In January, following the attack on the U.S. Capitol, Representatives Malinowski and Eshoo sent letters to the CEOs of Facebook, YouTube, and Twitter urging the companies to address the fundamental design features of their social networks that facilitate the spread of extreme, radicalizing content to their users. Representatives Malinowski and Eshoo, along with dozens of their colleagues, called on the companies to reexamine their policy maximizing user engagement as the basis for algorithmic sorting and promotion of news and information, and to make permanent and platform-wide design changes to limit the spread of harmful, conspiratorial content.
Representative Malinowski represents New Jersey's 7th congressional district. Last year, his bipartisan resolution to condemn QAnon and the dangerous conspiracy theories it promotes passed in the House of Representatives 371-18. He has led the effort in the House to restore funding for the U.S. Department of Homeland Security's program to combat domestic terrorism and targeted violence.

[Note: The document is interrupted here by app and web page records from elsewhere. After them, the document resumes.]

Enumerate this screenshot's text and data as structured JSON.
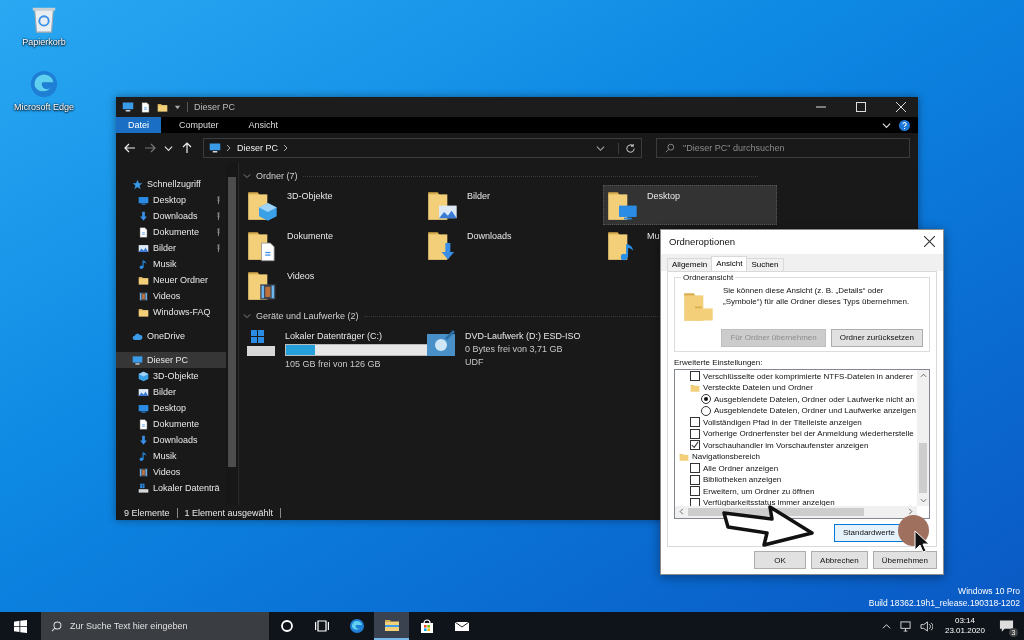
{
  "desktop_icons": [
    {
      "label": "Papierkorb",
      "kind": "bin"
    },
    {
      "label": "Microsoft Edge",
      "kind": "edge"
    }
  ],
  "explorer": {
    "title": "Dieser PC",
    "ribbon_tabs": [
      {
        "label": "Datei",
        "selected": true
      },
      {
        "label": "Computer",
        "selected": false
      },
      {
        "label": "Ansicht",
        "selected": false
      }
    ],
    "address": "Dieser PC",
    "search_placeholder": "\"Dieser PC\" durchsuchen",
    "sidebar": [
      {
        "label": "Schnellzugriff",
        "kind": "star",
        "selected": false,
        "children": [
          {
            "label": "Desktop",
            "kind": "desktop",
            "selected": false,
            "pinned": true
          },
          {
            "label": "Downloads",
            "kind": "download",
            "selected": false,
            "pinned": true
          },
          {
            "label": "Dokumente",
            "kind": "document",
            "selected": false,
            "pinned": true
          },
          {
            "label": "Bilder",
            "kind": "picture",
            "selected": false,
            "pinned": true
          },
          {
            "label": "Musik",
            "kind": "music",
            "selected": false,
            "pinned": false
          },
          {
            "label": "Neuer Ordner",
            "kind": "folder",
            "selected": false,
            "pinned": false
          },
          {
            "label": "Videos",
            "kind": "video",
            "selected": false,
            "pinned": false
          },
          {
            "label": "Windows-FAQ",
            "kind": "folder",
            "selected": false,
            "pinned": false
          }
        ]
      },
      {
        "label": "OneDrive",
        "kind": "cloud",
        "selected": false
      },
      {
        "label": "Dieser PC",
        "kind": "pc",
        "selected": true,
        "children": [
          {
            "label": "3D-Objekte",
            "kind": "cube",
            "selected": false,
            "pinned": false
          },
          {
            "label": "Bilder",
            "kind": "picture",
            "selected": false,
            "pinned": false
          },
          {
            "label": "Desktop",
            "kind": "desktop",
            "selected": false,
            "pinned": false
          },
          {
            "label": "Dokumente",
            "kind": "document",
            "selected": false,
            "pinned": false
          },
          {
            "label": "Downloads",
            "kind": "download",
            "selected": false,
            "pinned": false
          },
          {
            "label": "Musik",
            "kind": "music",
            "selected": false,
            "pinned": false
          },
          {
            "label": "Videos",
            "kind": "video",
            "selected": false,
            "pinned": false
          },
          {
            "label": "Lokaler Datenträ",
            "kind": "drive",
            "selected": false,
            "pinned": false
          }
        ]
      }
    ],
    "groups": [
      {
        "title": "Ordner (7)",
        "items": [
          {
            "label": "3D-Objekte",
            "kind": "cube",
            "selected": false
          },
          {
            "label": "Bilder",
            "kind": "picture",
            "selected": false
          },
          {
            "label": "Desktop",
            "kind": "desktop",
            "selected": true
          },
          {
            "label": "Dokumente",
            "kind": "document",
            "selected": false
          },
          {
            "label": "Downloads",
            "kind": "download",
            "selected": false
          },
          {
            "label": "Mu",
            "kind": "music",
            "selected": false
          },
          {
            "label": "Videos",
            "kind": "video",
            "selected": false
          }
        ]
      },
      {
        "title": "Geräte und Laufwerke (2)",
        "items": [
          {
            "label": "Lokaler Datenträger (C:)",
            "kind": "drive",
            "selected": false,
            "level": 0.17,
            "details": [
              "105 GB frei von 126 GB"
            ]
          },
          {
            "label": "DVD-Laufwerk (D:) ESD-ISO",
            "kind": "dvd",
            "selected": false,
            "details": [
              "0 Bytes frei von 3,71 GB",
              "UDF"
            ]
          }
        ]
      }
    ],
    "status_bar": [
      "9 Elemente",
      "1 Element ausgewählt"
    ]
  },
  "dialog": {
    "title": "Ordneroptionen",
    "tabs": [
      {
        "label": "Allgemein",
        "selected": false
      },
      {
        "label": "Ansicht",
        "selected": true
      },
      {
        "label": "Suchen",
        "selected": false
      }
    ],
    "folder_view": {
      "title": "Ordneransicht",
      "text": "Sie können diese Ansicht (z. B. „Details“ oder „Symbole“) für alle Ordner dieses Typs übernehmen.",
      "buttons": [
        {
          "label": "Für Ordner übernehmen",
          "disabled": true
        },
        {
          "label": "Ordner zurücksetzen",
          "disabled": false
        }
      ]
    },
    "advanced_label": "Erweiterte Einstellungen:",
    "settings": [
      {
        "kind": "continued",
        "children": [
          {
            "kind": "checkbox",
            "label": "Verschlüsselte oder komprimierte NTFS-Dateien in anderer",
            "checked": false
          },
          {
            "kind": "folder",
            "label": "Versteckte Dateien und Ordner",
            "children": [
              {
                "kind": "radio",
                "label": "Ausgeblendete Dateien, Ordner oder Laufwerke nicht an",
                "checked": true
              },
              {
                "kind": "radio",
                "label": "Ausgeblendete Dateien, Ordner und Laufwerke anzeigen",
                "checked": false
              }
            ]
          },
          {
            "kind": "checkbox",
            "label": "Vollständigen Pfad in der Titelleiste anzeigen",
            "checked": false
          },
          {
            "kind": "checkbox",
            "label": "Vorherige Ordnerfenster bei der Anmeldung wiederherstelle",
            "checked": false
          },
          {
            "kind": "checkbox",
            "label": "Vorschauhandler im Vorschaufenster anzeigen",
            "checked": true
          }
        ]
      },
      {
        "kind": "folder",
        "label": "Navigationsbereich",
        "children": [
          {
            "kind": "checkbox",
            "label": "Alle Ordner anzeigen",
            "checked": false
          },
          {
            "kind": "checkbox",
            "label": "Bibliotheken anzeigen",
            "checked": false
          },
          {
            "kind": "checkbox",
            "label": "Erweitern, um Ordner zu öffnen",
            "checked": false
          },
          {
            "kind": "checkbox",
            "label": "Verfügbarkeitsstatus immer anzeigen",
            "checked": false
          }
        ]
      }
    ],
    "defaults_button": "Standardwerte",
    "buttons": [
      "OK",
      "Abbrechen",
      "Übernehmen"
    ]
  },
  "version_info": [
    "Windows 10 Pro",
    "Build 18362.19h1_release.190318-1202"
  ],
  "taskbar": {
    "search_placeholder": "Zur Suche Text hier eingeben",
    "apps": [
      {
        "kind": "cortana",
        "active": false
      },
      {
        "kind": "taskview",
        "active": false
      },
      {
        "kind": "edge",
        "active": false
      },
      {
        "kind": "explorer",
        "active": true
      },
      {
        "kind": "store",
        "active": false
      },
      {
        "kind": "mail",
        "active": false
      }
    ],
    "time": "03:14",
    "date": "23.01.2020",
    "notifications": "3"
  }
}
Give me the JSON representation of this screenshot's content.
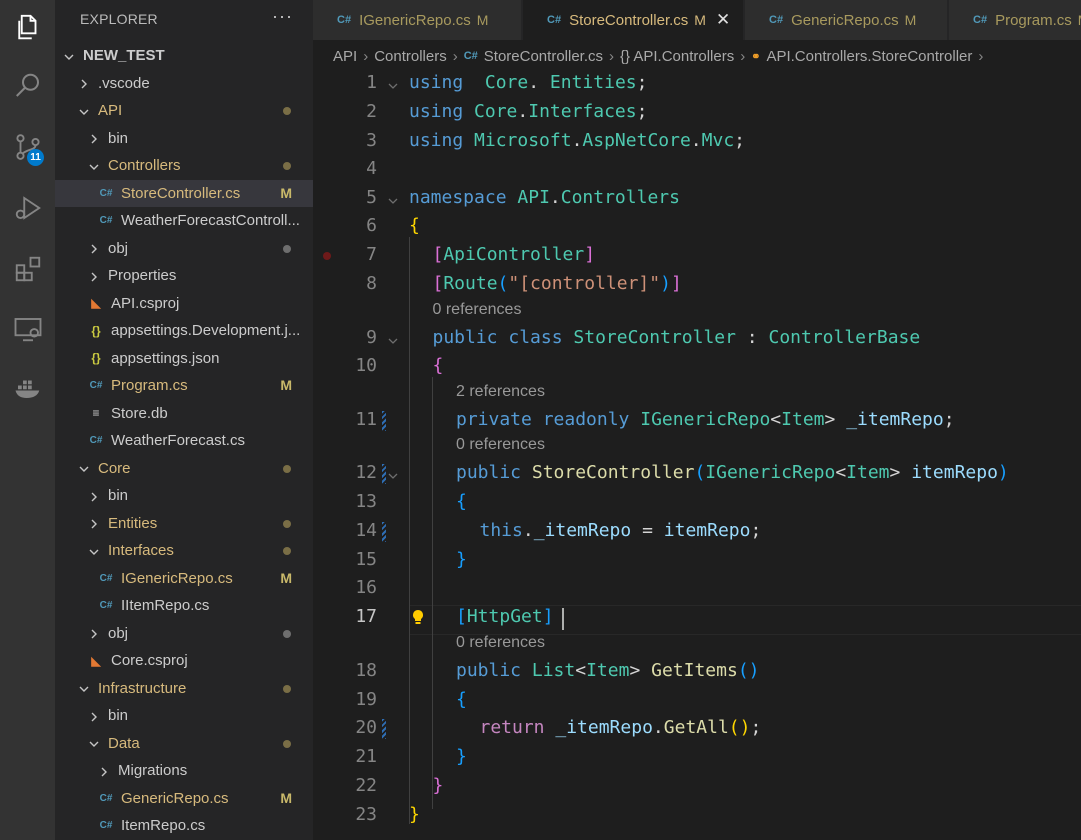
{
  "activity_bar": {
    "icons": [
      "files-icon",
      "search-icon",
      "source-control-icon",
      "run-debug-icon",
      "extensions-icon",
      "remote-explorer-icon",
      "docker-icon"
    ],
    "source_control_badge": "11",
    "accent": "#007acc"
  },
  "explorer": {
    "title": "EXPLORER",
    "more": "···",
    "items": [
      {
        "label": "NEW_TEST",
        "kind": "root",
        "open": true,
        "depth": 0
      },
      {
        "label": ".vscode",
        "kind": "folder",
        "open": false,
        "depth": 1
      },
      {
        "label": "API",
        "kind": "folder",
        "open": true,
        "depth": 1,
        "modified": true
      },
      {
        "label": "bin",
        "kind": "folder",
        "open": false,
        "depth": 2
      },
      {
        "label": "Controllers",
        "kind": "folder",
        "open": true,
        "depth": 2,
        "modified": true
      },
      {
        "label": "StoreController.cs",
        "kind": "cs",
        "depth": 3,
        "status": "M",
        "selected": true
      },
      {
        "label": "WeatherForecastControll...",
        "kind": "cs",
        "depth": 3
      },
      {
        "label": "obj",
        "kind": "folder",
        "open": false,
        "depth": 2,
        "dot": true
      },
      {
        "label": "Properties",
        "kind": "folder",
        "open": false,
        "depth": 2
      },
      {
        "label": "API.csproj",
        "kind": "rss",
        "depth": 2
      },
      {
        "label": "appsettings.Development.j...",
        "kind": "json",
        "depth": 2
      },
      {
        "label": "appsettings.json",
        "kind": "json",
        "depth": 2
      },
      {
        "label": "Program.cs",
        "kind": "cs",
        "depth": 2,
        "status": "M"
      },
      {
        "label": "Store.db",
        "kind": "db",
        "depth": 2
      },
      {
        "label": "WeatherForecast.cs",
        "kind": "cs",
        "depth": 2
      },
      {
        "label": "Core",
        "kind": "folder",
        "open": true,
        "depth": 1,
        "modified": true
      },
      {
        "label": "bin",
        "kind": "folder",
        "open": false,
        "depth": 2
      },
      {
        "label": "Entities",
        "kind": "folder",
        "open": false,
        "depth": 2,
        "modified": true
      },
      {
        "label": "Interfaces",
        "kind": "folder",
        "open": true,
        "depth": 2,
        "modified": true
      },
      {
        "label": "IGenericRepo.cs",
        "kind": "cs",
        "depth": 3,
        "status": "M"
      },
      {
        "label": "IItemRepo.cs",
        "kind": "cs",
        "depth": 3
      },
      {
        "label": "obj",
        "kind": "folder",
        "open": false,
        "depth": 2,
        "dot": true
      },
      {
        "label": "Core.csproj",
        "kind": "rss",
        "depth": 2
      },
      {
        "label": "Infrastructure",
        "kind": "folder",
        "open": true,
        "depth": 1,
        "modified": true
      },
      {
        "label": "bin",
        "kind": "folder",
        "open": false,
        "depth": 2
      },
      {
        "label": "Data",
        "kind": "folder",
        "open": true,
        "depth": 2,
        "modified": true
      },
      {
        "label": "Migrations",
        "kind": "folder",
        "open": false,
        "depth": 3
      },
      {
        "label": "GenericRepo.cs",
        "kind": "cs",
        "depth": 3,
        "status": "M"
      },
      {
        "label": "ItemRepo.cs",
        "kind": "cs",
        "depth": 3
      }
    ]
  },
  "tabs": [
    {
      "icon": "C#",
      "label": "IGenericRepo.cs",
      "status": "M",
      "active": false
    },
    {
      "icon": "C#",
      "label": "StoreController.cs",
      "status": "M",
      "active": true,
      "close": "✕"
    },
    {
      "icon": "C#",
      "label": "GenericRepo.cs",
      "status": "M",
      "active": false
    },
    {
      "icon": "C#",
      "label": "Program.cs",
      "status": "M",
      "active": false
    }
  ],
  "breadcrumb": [
    "API",
    "Controllers",
    "StoreController.cs",
    "{} API.Controllers",
    "API.Controllers.StoreController"
  ],
  "editor": {
    "current_line": 17,
    "lines": [
      {
        "n": "1",
        "tokens": [
          [
            "k",
            "using"
          ],
          [
            "",
            "  "
          ],
          [
            "t",
            "Core"
          ],
          [
            "",
            ". "
          ],
          [
            "t",
            "Entities"
          ],
          [
            "",
            ";"
          ]
        ]
      },
      {
        "n": "2",
        "tokens": [
          [
            "k",
            "using"
          ],
          [
            "",
            " "
          ],
          [
            "t",
            "Core"
          ],
          [
            "",
            "."
          ],
          [
            "t",
            "Interfaces"
          ],
          [
            "",
            ";"
          ]
        ]
      },
      {
        "n": "3",
        "tokens": [
          [
            "k",
            "using"
          ],
          [
            "",
            " "
          ],
          [
            "t",
            "Microsoft"
          ],
          [
            "",
            "."
          ],
          [
            "t",
            "AspNetCore"
          ],
          [
            "",
            "."
          ],
          [
            "t",
            "Mvc"
          ],
          [
            "",
            ";"
          ]
        ]
      },
      {
        "n": "4",
        "tokens": []
      },
      {
        "n": "5",
        "tokens": [
          [
            "k",
            "namespace"
          ],
          [
            "",
            " "
          ],
          [
            "t",
            "API"
          ],
          [
            "",
            "."
          ],
          [
            "t",
            "Controllers"
          ]
        ]
      },
      {
        "n": "6",
        "tokens": [
          [
            "by",
            "{"
          ]
        ]
      },
      {
        "n": "7",
        "tokens": [
          [
            "",
            ""
          ],
          [
            "bp",
            "["
          ],
          [
            "t",
            "ApiController"
          ],
          [
            "bp",
            "]"
          ]
        ]
      },
      {
        "n": "8",
        "tokens": [
          [
            "bp",
            "["
          ],
          [
            "t",
            "Route"
          ],
          [
            "bb",
            "("
          ],
          [
            "s",
            "\"[controller]\""
          ],
          [
            "bb",
            ")"
          ],
          [
            "bp",
            "]"
          ]
        ]
      },
      {
        "n": "9",
        "tokens": [
          [
            "k",
            "public"
          ],
          [
            "",
            " "
          ],
          [
            "k",
            "class"
          ],
          [
            "",
            " "
          ],
          [
            "t",
            "StoreController"
          ],
          [
            "",
            " : "
          ],
          [
            "t",
            "ControllerBase"
          ]
        ]
      },
      {
        "n": "10",
        "tokens": [
          [
            "bp",
            "{"
          ]
        ]
      },
      {
        "n": "11",
        "tokens": [
          [
            "k",
            "private"
          ],
          [
            "",
            " "
          ],
          [
            "k",
            "readonly"
          ],
          [
            "",
            " "
          ],
          [
            "t",
            "IGenericRepo"
          ],
          [
            "",
            "<"
          ],
          [
            "t",
            "Item"
          ],
          [
            "",
            "> "
          ],
          [
            "v",
            "_itemRepo"
          ],
          [
            "",
            ";"
          ]
        ]
      },
      {
        "n": "12",
        "tokens": [
          [
            "k",
            "public"
          ],
          [
            "",
            " "
          ],
          [
            "f",
            "StoreController"
          ],
          [
            "bb",
            "("
          ],
          [
            "t",
            "IGenericRepo"
          ],
          [
            "",
            "<"
          ],
          [
            "t",
            "Item"
          ],
          [
            "",
            "> "
          ],
          [
            "v",
            "itemRepo"
          ],
          [
            "bb",
            ")"
          ]
        ]
      },
      {
        "n": "13",
        "tokens": [
          [
            "bb",
            "{"
          ]
        ]
      },
      {
        "n": "14",
        "tokens": [
          [
            "k",
            "this"
          ],
          [
            "",
            "."
          ],
          [
            "v",
            "_itemRepo"
          ],
          [
            "",
            " = "
          ],
          [
            "v",
            "itemRepo"
          ],
          [
            "",
            ";"
          ]
        ]
      },
      {
        "n": "15",
        "tokens": [
          [
            "bb",
            "}"
          ]
        ]
      },
      {
        "n": "16",
        "tokens": []
      },
      {
        "n": "17",
        "tokens": [
          [
            "bb",
            "["
          ],
          [
            "t",
            "HttpGet"
          ],
          [
            "bb",
            "]"
          ]
        ]
      },
      {
        "n": "18",
        "tokens": [
          [
            "k",
            "public"
          ],
          [
            "",
            " "
          ],
          [
            "t",
            "List"
          ],
          [
            "",
            "<"
          ],
          [
            "t",
            "Item"
          ],
          [
            "",
            "> "
          ],
          [
            "f",
            "GetItems"
          ],
          [
            "bb",
            "()"
          ]
        ]
      },
      {
        "n": "19",
        "tokens": [
          [
            "bb",
            "{"
          ]
        ]
      },
      {
        "n": "20",
        "tokens": [
          [
            "c",
            "return"
          ],
          [
            "",
            " "
          ],
          [
            "v",
            "_itemRepo"
          ],
          [
            "",
            "."
          ],
          [
            "f",
            "GetAll"
          ],
          [
            "by",
            "()"
          ],
          [
            "",
            ";"
          ]
        ]
      },
      {
        "n": "21",
        "tokens": [
          [
            "bb",
            "}"
          ]
        ]
      },
      {
        "n": "22",
        "tokens": [
          [
            "bp",
            "}"
          ]
        ]
      },
      {
        "n": "23",
        "tokens": [
          [
            "by",
            "}"
          ]
        ]
      }
    ],
    "codelens": [
      "0 references",
      "2 references",
      "0 references",
      "0 references"
    ]
  }
}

Representative Eshoo represents California’s 18th congressional district, which includes much of Silicon Valley. She is a senior member of the Energy and Commerce Committee’s Subcommittee on Communications and Technology, which has jurisdiction over Section 230. She was a conferee for the Telecommunications Act of 1996, which included enactment of Section 230.